▸ **Records supplied**
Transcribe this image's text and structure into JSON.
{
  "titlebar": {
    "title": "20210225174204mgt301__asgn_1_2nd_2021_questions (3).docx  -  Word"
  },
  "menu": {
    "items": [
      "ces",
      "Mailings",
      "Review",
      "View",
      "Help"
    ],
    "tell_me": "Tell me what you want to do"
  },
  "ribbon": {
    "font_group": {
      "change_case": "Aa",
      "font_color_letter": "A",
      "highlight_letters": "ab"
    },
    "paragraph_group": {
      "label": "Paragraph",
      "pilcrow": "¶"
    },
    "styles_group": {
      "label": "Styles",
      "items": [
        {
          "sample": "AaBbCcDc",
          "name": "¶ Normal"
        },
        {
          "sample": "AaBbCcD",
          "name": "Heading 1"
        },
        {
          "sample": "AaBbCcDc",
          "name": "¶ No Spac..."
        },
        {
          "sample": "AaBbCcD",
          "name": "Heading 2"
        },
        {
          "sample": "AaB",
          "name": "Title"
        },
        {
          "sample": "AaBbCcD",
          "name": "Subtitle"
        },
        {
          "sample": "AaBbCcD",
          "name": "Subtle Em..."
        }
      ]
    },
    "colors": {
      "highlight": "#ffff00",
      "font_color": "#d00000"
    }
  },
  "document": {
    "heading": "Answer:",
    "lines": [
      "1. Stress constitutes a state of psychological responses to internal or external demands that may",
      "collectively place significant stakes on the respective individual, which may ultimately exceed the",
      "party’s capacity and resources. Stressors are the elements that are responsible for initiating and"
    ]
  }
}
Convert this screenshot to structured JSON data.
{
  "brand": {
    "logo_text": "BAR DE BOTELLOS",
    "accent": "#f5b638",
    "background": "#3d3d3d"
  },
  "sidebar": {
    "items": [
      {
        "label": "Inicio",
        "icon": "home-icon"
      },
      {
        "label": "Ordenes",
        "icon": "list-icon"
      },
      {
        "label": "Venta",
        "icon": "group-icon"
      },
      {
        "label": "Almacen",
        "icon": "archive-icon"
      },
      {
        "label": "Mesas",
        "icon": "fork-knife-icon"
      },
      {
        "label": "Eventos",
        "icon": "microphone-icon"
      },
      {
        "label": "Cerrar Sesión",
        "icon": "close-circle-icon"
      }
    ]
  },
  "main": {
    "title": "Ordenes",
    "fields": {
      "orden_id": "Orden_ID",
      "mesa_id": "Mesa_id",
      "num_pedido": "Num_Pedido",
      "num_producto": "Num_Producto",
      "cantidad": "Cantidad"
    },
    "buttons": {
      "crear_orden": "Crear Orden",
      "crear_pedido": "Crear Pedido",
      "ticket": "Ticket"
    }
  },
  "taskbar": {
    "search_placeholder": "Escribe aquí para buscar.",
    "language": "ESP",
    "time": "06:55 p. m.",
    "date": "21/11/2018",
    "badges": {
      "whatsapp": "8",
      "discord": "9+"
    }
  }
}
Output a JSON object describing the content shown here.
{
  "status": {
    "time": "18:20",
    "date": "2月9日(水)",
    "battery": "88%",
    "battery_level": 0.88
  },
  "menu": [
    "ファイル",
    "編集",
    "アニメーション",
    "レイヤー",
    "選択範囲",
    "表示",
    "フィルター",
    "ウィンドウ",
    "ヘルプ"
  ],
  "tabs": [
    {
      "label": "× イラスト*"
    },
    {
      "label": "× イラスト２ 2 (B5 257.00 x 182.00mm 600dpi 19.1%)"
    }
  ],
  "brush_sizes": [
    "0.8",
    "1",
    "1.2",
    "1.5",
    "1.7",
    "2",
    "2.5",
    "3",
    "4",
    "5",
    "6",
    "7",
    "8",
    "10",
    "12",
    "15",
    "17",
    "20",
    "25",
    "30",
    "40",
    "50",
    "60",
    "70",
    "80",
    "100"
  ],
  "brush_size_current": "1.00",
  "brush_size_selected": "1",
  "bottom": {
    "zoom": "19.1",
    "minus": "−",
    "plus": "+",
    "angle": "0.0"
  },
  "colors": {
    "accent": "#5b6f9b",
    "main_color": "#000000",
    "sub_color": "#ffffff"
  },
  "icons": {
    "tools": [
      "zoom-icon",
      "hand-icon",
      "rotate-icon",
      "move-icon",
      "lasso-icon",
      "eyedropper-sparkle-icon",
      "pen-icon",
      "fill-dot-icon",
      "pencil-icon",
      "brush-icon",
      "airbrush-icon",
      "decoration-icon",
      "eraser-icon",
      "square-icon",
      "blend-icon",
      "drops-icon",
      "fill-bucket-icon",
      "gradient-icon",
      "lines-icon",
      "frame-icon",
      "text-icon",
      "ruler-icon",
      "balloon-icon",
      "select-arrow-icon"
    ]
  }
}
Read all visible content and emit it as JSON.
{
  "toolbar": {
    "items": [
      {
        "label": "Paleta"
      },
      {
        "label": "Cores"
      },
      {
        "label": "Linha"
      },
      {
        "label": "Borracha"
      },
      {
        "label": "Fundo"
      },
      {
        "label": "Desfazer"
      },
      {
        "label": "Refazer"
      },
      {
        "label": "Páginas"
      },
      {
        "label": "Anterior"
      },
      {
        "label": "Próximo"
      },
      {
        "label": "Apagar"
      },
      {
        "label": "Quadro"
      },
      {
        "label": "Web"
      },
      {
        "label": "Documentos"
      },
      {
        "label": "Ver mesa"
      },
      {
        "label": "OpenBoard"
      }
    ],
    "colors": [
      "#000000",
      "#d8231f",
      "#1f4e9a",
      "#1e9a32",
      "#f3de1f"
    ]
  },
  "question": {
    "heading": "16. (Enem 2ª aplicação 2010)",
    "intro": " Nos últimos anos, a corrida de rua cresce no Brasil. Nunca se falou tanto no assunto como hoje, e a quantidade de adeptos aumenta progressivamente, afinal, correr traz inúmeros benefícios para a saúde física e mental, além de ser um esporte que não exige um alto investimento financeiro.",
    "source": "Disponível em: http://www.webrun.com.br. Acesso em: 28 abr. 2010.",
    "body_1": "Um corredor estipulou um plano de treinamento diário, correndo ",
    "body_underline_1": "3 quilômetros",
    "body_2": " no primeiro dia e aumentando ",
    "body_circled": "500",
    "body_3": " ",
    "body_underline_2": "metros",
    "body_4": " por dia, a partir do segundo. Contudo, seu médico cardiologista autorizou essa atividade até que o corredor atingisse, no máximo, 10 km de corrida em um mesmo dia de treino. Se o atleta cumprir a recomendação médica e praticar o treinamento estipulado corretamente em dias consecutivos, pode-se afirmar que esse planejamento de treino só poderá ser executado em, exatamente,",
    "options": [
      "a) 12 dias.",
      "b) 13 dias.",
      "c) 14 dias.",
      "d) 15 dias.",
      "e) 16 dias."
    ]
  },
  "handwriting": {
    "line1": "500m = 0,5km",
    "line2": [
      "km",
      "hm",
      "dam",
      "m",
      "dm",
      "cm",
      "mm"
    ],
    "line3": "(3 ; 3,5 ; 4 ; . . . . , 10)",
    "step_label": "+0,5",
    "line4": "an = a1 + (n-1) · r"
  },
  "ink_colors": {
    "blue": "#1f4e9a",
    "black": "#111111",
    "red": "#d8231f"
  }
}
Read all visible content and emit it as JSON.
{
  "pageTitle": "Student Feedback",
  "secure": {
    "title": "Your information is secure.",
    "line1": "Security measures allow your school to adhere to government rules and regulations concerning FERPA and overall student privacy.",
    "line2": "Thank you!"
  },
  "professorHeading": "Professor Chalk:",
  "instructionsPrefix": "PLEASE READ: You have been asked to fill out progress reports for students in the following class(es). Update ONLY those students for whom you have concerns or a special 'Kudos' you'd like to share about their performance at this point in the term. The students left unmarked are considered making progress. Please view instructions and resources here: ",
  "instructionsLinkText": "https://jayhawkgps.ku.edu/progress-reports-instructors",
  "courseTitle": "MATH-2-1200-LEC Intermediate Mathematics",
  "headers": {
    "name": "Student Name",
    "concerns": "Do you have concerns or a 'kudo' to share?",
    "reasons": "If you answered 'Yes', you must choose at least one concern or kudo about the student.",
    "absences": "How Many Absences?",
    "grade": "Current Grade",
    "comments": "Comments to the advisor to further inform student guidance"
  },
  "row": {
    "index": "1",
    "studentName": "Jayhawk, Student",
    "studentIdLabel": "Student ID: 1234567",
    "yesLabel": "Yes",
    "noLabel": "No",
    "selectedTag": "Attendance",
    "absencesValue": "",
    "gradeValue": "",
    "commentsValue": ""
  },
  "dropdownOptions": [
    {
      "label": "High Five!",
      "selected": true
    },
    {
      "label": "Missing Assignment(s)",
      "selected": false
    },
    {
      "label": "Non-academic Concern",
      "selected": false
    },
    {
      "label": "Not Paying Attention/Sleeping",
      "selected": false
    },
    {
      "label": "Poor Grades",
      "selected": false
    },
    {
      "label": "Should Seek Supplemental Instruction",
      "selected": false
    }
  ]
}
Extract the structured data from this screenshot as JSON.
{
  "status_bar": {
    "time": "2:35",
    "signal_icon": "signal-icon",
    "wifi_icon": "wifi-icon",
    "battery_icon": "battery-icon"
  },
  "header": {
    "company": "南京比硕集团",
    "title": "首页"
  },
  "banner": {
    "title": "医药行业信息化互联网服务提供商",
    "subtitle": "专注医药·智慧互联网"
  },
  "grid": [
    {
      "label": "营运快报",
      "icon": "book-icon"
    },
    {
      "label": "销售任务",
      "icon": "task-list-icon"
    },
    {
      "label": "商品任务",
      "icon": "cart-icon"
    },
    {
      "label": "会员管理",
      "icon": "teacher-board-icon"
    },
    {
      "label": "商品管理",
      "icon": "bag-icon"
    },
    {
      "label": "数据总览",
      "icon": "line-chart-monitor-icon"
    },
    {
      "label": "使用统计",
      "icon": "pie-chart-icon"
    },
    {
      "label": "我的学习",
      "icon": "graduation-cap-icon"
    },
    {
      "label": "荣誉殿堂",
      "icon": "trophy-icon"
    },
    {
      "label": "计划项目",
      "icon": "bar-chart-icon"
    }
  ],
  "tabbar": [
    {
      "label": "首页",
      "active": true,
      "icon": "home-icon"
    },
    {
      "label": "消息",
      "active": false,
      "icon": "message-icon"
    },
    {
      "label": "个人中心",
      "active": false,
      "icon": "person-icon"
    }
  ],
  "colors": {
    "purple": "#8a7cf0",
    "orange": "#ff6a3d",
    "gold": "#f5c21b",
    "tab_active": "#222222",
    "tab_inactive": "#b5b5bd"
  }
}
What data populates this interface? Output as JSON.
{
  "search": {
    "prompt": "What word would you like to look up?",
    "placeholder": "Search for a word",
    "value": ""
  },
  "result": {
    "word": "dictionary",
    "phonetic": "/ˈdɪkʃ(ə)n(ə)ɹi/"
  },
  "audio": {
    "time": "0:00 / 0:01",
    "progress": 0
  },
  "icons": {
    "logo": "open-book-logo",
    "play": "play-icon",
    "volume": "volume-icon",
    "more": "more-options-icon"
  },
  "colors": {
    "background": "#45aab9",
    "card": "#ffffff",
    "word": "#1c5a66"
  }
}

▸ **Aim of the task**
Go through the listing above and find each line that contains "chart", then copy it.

▸ **Output of the task**
      "icon": "line-chart-monitor-icon"
      "icon": "pie-chart-icon"
      "icon": "bar-chart-icon"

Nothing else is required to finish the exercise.